DIFFICULTY: Legal help recommended
Initial Filing Fee: $0
In Florida, domestic violence can be prosecuted either as a civil or as a criminal case. If you choose to prosecute via civil action, you are asking the court to protect you from your abuser, not to send him or her to jail. You do this by filing for an Injunction for Protection. If you are granted an injunction, and the abuser violates it, he or she may be sent to jail. You can drop a civil suit at any time.
If your abuser is prosecuted in criminal court (for assault, murder, theft, harassment, etc.), then it is the state or county prosecutor who has brought the case and has sole control over its proceeding. If you do not wish to press charges, you can ask the prosecutor not to proceed, but ultimately the decision is up to him or her. If the prosecutor proceeds with the case against your wishes, they may subpoena you in order to get your testimony at the trial.
It is not uncommon for a single transgression to result in both civil and criminal cases, which proceed simultaneously.
Step 1: Acquire the necessary forms
There are a number of different types of Injunctions for Protection in the state of Florida, and it’s important to choose the one that best applies to your situation.

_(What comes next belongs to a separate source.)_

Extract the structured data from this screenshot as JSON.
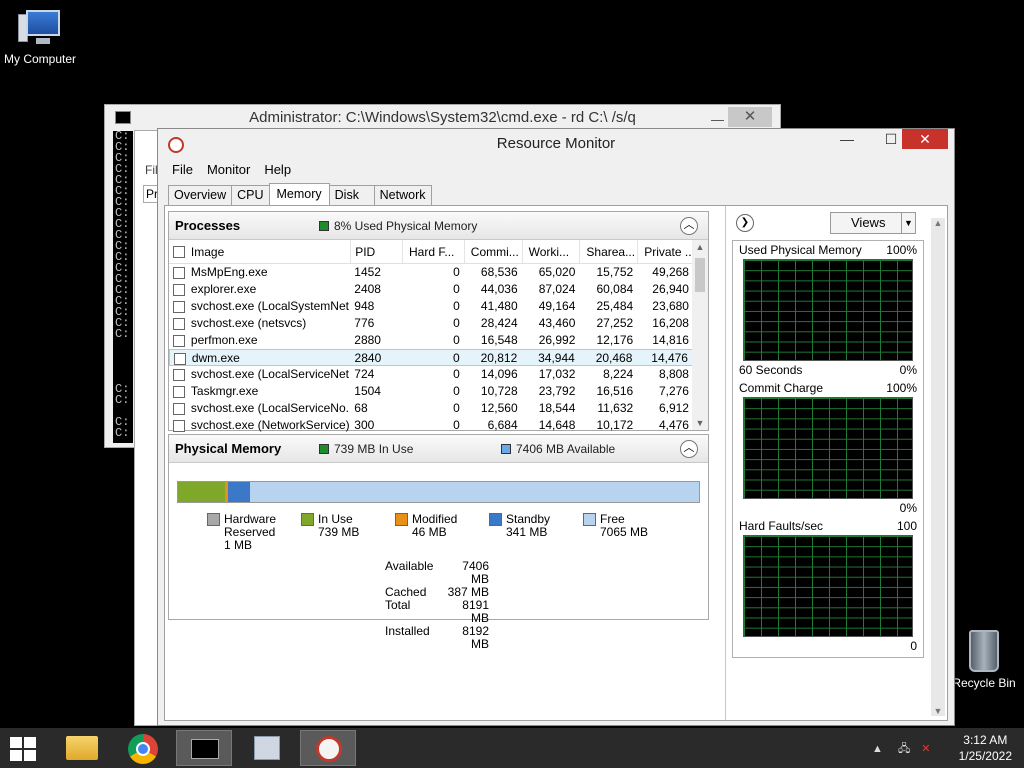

If you are seeking an injunction against domestic violence, you want Form 12.980(a). For repeat violence, use Form 12.980(f). If you are concerned about releasing your address on public record, for fear of your abuser locating you, you can also file a request for confidential filing of address through Form 12.980(h).
Recently passed statues in Florida now allow for injunctions against stalking, including cyberstalking and online harassment. For more information, visit WomensLaw.org.
Step 2: Fill out the forms
It is very important that you be careful and thorough when filling out your forms. If at any point you need help filling out these forms, contact the Florida Domestic Violence Hotline at 1-800-500-1119, ext 2. If you are concerned about putting your address on the forms, remember to request a confidential filing of address, or consider using a P.O. Box.
The forms will likely ask you to provide information about your abuser, including current address, last known place of employment, date of birth, a physical description, any aliases you know, your relationship with the abuser (especially if you were ever married), and a history of past court cases and/or injunctions involving your abuser. You will also be asked to give a detailed description of the violence perpetrated against you and the circumstances that drove you to seek protection. It is in your best interest to be as honest and thorough as possible.
Do not sign the form until you have shown it to the clerk. You must sign it in the presence of a qualified employee of the court.
Step 3: File the case
When you finish filling out the form, the court clerk will immediately take it to a judge for review. If the judge determines that there is reason to believe you are immediately in danger of violence or abuse, he or she will grant a temporary ex-parte injunction against your abuser. The injunction does not go into effect until the papers have been served (given to the abuser). If the abuser lives in your house, a clerk of the court will help you make him or her leave. This injunction only lasts for fifteen days, in which time you will have to attend a hearing, which your abuser has the right to attend.
Step 4: Hearing and Judgment
At your hearing, it is important to present the judge with evidence of the abuse you have suffered in order to ensure that you are granted a permanent injunction. It is a good idea to obtain help from an attorney, who can make sure you have everything you need and that you are prepared for the trial. If for some reason you can’t attend the trial date you are given, you must contact the court immediately to ask for a continuance, which may not be granted.
If your abuser does not show on the day of the hearing, the injunction may be granted uncontested. However, the court also has the option of setting a new trial date, and will extend any temporary injunction you have against the abuser until that date. If the judge does not extend your injunction automatically, you may have to request that he or she does.